PROBLEM DETAILS: Please set down each line of the data again, unchanged.

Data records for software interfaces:
-- Opening Marker --

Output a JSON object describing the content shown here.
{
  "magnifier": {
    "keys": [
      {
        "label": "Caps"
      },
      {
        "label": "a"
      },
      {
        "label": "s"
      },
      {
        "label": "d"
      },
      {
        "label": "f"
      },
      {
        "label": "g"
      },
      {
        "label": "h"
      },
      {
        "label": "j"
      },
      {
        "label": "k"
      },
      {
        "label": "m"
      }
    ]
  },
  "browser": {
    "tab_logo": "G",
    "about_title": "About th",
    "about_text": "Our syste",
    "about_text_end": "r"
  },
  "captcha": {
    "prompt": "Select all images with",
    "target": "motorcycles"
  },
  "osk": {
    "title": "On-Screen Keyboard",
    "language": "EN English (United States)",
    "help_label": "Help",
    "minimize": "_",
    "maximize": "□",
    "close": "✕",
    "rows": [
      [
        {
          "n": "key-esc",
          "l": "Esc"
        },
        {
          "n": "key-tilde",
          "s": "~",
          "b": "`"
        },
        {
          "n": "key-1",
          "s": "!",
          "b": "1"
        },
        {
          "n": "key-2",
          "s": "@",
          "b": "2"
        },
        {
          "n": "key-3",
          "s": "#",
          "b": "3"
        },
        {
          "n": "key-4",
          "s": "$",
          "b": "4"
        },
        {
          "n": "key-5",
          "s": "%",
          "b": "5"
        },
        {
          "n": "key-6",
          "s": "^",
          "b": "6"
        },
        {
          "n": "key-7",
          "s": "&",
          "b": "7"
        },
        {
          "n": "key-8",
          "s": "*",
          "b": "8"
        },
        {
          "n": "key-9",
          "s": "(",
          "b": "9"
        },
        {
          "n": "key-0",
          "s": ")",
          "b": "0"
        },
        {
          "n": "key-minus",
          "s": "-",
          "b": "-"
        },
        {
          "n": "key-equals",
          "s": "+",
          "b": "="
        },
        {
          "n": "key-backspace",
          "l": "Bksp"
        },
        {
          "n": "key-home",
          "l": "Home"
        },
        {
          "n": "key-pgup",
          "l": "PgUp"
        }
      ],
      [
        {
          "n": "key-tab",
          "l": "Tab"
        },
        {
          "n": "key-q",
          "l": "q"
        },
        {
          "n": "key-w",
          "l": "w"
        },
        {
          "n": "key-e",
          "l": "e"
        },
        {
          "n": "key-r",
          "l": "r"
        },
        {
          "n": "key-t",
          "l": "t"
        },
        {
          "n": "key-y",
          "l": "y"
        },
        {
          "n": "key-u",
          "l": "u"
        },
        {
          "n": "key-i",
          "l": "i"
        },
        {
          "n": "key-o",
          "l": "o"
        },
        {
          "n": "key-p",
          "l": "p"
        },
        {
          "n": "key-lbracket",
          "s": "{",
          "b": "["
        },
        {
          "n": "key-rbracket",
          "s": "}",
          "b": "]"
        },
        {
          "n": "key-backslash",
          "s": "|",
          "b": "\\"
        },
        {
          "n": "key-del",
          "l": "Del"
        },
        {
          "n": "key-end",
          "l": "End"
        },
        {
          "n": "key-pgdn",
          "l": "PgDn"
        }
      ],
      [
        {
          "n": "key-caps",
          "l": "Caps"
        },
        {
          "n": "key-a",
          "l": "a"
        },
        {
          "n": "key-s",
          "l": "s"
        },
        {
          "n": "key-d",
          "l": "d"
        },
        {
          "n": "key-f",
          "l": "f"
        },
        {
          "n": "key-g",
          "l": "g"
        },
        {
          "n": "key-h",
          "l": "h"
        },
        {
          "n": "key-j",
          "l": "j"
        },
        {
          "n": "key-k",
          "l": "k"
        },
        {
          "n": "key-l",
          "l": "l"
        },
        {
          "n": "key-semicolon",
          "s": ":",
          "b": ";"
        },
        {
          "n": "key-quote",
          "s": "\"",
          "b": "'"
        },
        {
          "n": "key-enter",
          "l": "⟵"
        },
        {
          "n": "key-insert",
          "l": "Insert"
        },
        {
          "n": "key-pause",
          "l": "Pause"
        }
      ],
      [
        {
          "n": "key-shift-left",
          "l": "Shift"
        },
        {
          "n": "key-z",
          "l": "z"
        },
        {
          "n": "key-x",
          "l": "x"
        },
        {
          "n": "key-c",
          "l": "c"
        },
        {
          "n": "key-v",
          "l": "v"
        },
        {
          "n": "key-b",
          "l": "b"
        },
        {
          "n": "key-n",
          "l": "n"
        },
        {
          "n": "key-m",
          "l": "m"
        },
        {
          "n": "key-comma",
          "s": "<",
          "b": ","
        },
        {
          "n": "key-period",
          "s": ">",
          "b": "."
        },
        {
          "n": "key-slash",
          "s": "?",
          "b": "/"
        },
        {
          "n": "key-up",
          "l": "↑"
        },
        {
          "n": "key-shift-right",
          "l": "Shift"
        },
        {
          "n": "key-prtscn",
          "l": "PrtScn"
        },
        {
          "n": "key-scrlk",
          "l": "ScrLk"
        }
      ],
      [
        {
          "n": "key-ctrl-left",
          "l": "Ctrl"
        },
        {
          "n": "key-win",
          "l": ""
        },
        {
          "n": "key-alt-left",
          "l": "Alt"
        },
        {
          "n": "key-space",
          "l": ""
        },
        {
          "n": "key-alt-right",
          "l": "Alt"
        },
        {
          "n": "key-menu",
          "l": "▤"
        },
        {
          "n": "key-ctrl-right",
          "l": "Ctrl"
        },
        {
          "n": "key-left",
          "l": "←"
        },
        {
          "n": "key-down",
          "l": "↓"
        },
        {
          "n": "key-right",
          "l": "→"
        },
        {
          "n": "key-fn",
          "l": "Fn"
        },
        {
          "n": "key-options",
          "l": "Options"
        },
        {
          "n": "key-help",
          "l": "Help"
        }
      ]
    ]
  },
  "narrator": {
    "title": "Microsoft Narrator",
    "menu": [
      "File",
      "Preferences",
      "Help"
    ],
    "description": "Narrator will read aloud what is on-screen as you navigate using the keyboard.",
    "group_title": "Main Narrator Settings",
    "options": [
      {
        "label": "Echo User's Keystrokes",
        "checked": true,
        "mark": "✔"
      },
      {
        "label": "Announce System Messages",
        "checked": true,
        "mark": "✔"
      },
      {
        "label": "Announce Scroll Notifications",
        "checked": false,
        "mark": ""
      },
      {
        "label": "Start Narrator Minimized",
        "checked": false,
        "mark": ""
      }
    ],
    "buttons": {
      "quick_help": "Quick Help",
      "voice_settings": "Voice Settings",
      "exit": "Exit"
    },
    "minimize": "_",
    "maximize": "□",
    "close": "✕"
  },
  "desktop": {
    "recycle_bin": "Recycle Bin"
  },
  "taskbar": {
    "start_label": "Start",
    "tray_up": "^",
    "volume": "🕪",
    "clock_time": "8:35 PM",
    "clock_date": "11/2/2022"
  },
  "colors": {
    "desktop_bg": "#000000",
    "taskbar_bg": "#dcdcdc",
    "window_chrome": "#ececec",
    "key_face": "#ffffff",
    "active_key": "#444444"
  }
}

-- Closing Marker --

RESULT FOR THIS TASK:
Output a JSON object describing the content shown here.
{
  "magnifier": {
    "keys": [
      {
        "label": "Caps"
      },
      {
        "label": "a"
      },
      {
        "label": "s"
      },
      {
        "label": "d"
      },
      {
        "label": "f"
      },
      {
        "label": "g"
      },
      {
        "label": "h"
      },
      {
        "label": "j"
      },
      {
        "label": "k"
      },
      {
        "label": "m"
      }
    ]
  },
  "browser": {
    "tab_logo": "G",
    "about_title": "About th",
    "about_text": "Our syste",
    "about_text_end": "r"
  },
  "captcha": {
    "prompt": "Select all images with",
    "target": "motorcycles"
  },
  "osk": {
    "title": "On-Screen Keyboard",
    "language": "EN English (United States)",
    "help_label": "Help",
    "minimize": "_",
    "maximize": "□",
    "close": "✕",
    "rows": [
      [
        {
          "n": "key-esc",
          "l": "Esc"
        },
        {
          "n": "key-tilde",
          "s": "~",
          "b": "`"
        },
        {
          "n": "key-1",
          "s": "!",
          "b": "1"
        },
        {
          "n": "key-2",
          "s": "@",
          "b": "2"
        },
        {
          "n": "key-3",
          "s": "#",
          "b": "3"
        },
        {
          "n": "key-4",
          "s": "$",
          "b": "4"
        },
        {
          "n": "key-5",
          "s": "%",
          "b": "5"
        },
        {
          "n": "key-6",
          "s": "^",
          "b": "6"
        },
        {
          "n": "key-7",
          "s": "&",
          "b": "7"
        },
        {
          "n": "key-8",
          "s": "*",
          "b": "8"
        },
        {
          "n": "key-9",
          "s": "(",
          "b": "9"
        },
        {
          "n": "key-0",
          "s": ")",
          "b": "0"
        },
        {
          "n": "key-minus",
          "s": "-",
          "b": "-"
        },
        {
          "n": "key-equals",
          "s": "+",
          "b": "="
        },
        {
          "n": "key-backspace",
          "l": "Bksp"
        },
        {
          "n": "key-home",
          "l": "Home"
        },
        {
          "n": "key-pgup",
          "l": "PgUp"
        }
      ],
      [
        {
          "n": "key-tab",
          "l": "Tab"
        },
        {
          "n": "key-q",
          "l": "q"
        },
        {
          "n": "key-w",
          "l": "w"
        },
        {
          "n": "key-e",
          "l": "e"
        },
        {
          "n": "key-r",
          "l": "r"
        },
        {
          "n": "key-t",
          "l": "t"
        },
        {
          "n": "key-y",
          "l": "y"
        },
        {
          "n": "key-u",
          "l": "u"
        },
        {
          "n": "key-i",
          "l": "i"
        },
        {
          "n": "key-o",
          "l": "o"
        },
        {
          "n": "key-p",
          "l": "p"
        },
        {
          "n": "key-lbracket",
          "s": "{",
          "b": "["
        },
        {
          "n": "key-rbracket",
          "s": "}",
          "b": "]"
        },
        {
          "n": "key-backslash",
          "s": "|",
          "b": "\\"
        },
        {
          "n": "key-del",
          "l": "Del"
        },
        {
          "n": "key-end",
          "l": "End"
        },
        {
          "n": "key-pgdn",
          "l": "PgDn"
        }
      ],
      [
        {
          "n": "key-caps",
          "l": "Caps"
        },
        {
          "n": "key-a",
          "l": "a"
        },
        {
          "n": "key-s",
          "l": "s"
        },
        {
          "n": "key-d",
          "l": "d"
        },
        {
          "n": "key-f",
          "l": "f"
        },
        {
          "n": "key-g",
          "l": "g"
        },
        {
          "n": "key-h",
          "l": "h"
        },
        {
          "n": "key-j",
          "l": "j"
        },
        {
          "n": "key-k",
          "l": "k"
        },
        {
          "n": "key-l",
          "l": "l"
        },
        {
          "n": "key-semicolon",
          "s": ":",
          "b": ";"
        },
        {
          "n": "key-quote",
          "s": "\"",
          "b": "'"
        },
        {
          "n": "key-enter",
          "l": "⟵"
        },
        {
          "n": "key-insert",
          "l": "Insert"
        },
        {
          "n": "key-pause",
          "l": "Pause"
        }
      ],
      [
        {
          "n": "key-shift-left",
          "l": "Shift"
        },
        {
          "n": "key-z",
          "l": "z"
        },
        {
          "n": "key-x",
          "l": "x"
        },
        {
          "n": "key-c",
          "l": "c"
        },
        {
          "n": "key-v",
          "l": "v"
        },
        {
          "n": "key-b",
          "l": "b"
        },
        {
          "n": "key-n",
          "l": "n"
        },
        {
          "n": "key-m",
          "l": "m"
        },
        {
          "n": "key-comma",
          "s": "<",
          "b": ","
        },
        {
          "n": "key-period",
          "s": ">",
          "b": "."
        },
        {
          "n": "key-slash",
          "s": "?",
          "b": "/"
        },
        {
          "n": "key-up",
          "l": "↑"
        },
        {
          "n": "key-shift-right",
          "l": "Shift"
        },
        {
          "n": "key-prtscn",
          "l": "PrtScn"
        },
        {
          "n": "key-scrlk",
          "l": "ScrLk"
        }
      ],
      [
        {
          "n": "key-ctrl-left",
          "l": "Ctrl"
        },
        {
          "n": "key-win",
          "l": ""
        },
        {
          "n": "key-alt-left",
          "l": "Alt"
        },
        {
          "n": "key-space",
          "l": ""
        },
        {
          "n": "key-alt-right",
          "l": "Alt"
        },
        {
          "n": "key-menu",
          "l": "▤"
        },
        {
          "n": "key-ctrl-right",
          "l": "Ctrl"
        },
        {
          "n": "key-left",
          "l": "←"
        },
        {
          "n": "key-down",
          "l": "↓"
        },
        {
          "n": "key-right",
          "l": "→"
        },
        {
          "n": "key-fn",
          "l": "Fn"
        },
        {
          "n": "key-options",
          "l": "Options"
        },
        {
          "n": "key-help",
          "l": "Help"
        }
      ]
    ]
  },
  "narrator": {
    "title": "Microsoft Narrator",
    "menu": [
      "File",
      "Preferences",
      "Help"
    ],
    "description": "Narrator will read aloud what is on-screen as you navigate using the keyboard.",
    "group_title": "Main Narrator Settings",
    "options": [
      {
        "label": "Echo User's Keystrokes",
        "checked": true,
        "mark": "✔"
      },
      {
        "label": "Announce System Messages",
        "checked": true,
        "mark": "✔"
      },
      {
        "label": "Announce Scroll Notifications",
        "checked": false,
        "mark": ""
      },
      {
        "label": "Start Narrator Minimized",
        "checked": false,
        "mark": ""
      }
    ],
    "buttons": {
      "quick_help": "Quick Help",
      "voice_settings": "Voice Settings",
      "exit": "Exit"
    },
    "minimize": "_",
    "maximize": "□",
    "close": "✕"
  },
  "desktop": {
    "recycle_bin": "Recycle Bin"
  },
  "taskbar": {
    "start_label": "Start",
    "tray_up": "^",
    "volume": "🕪",
    "clock_time": "8:35 PM",
    "clock_date": "11/2/2022"
  },
  "colors": {
    "desktop_bg": "#000000",
    "taskbar_bg": "#dcdcdc",
    "window_chrome": "#ececec",
    "key_face": "#ffffff",
    "active_key": "#444444"
  }
}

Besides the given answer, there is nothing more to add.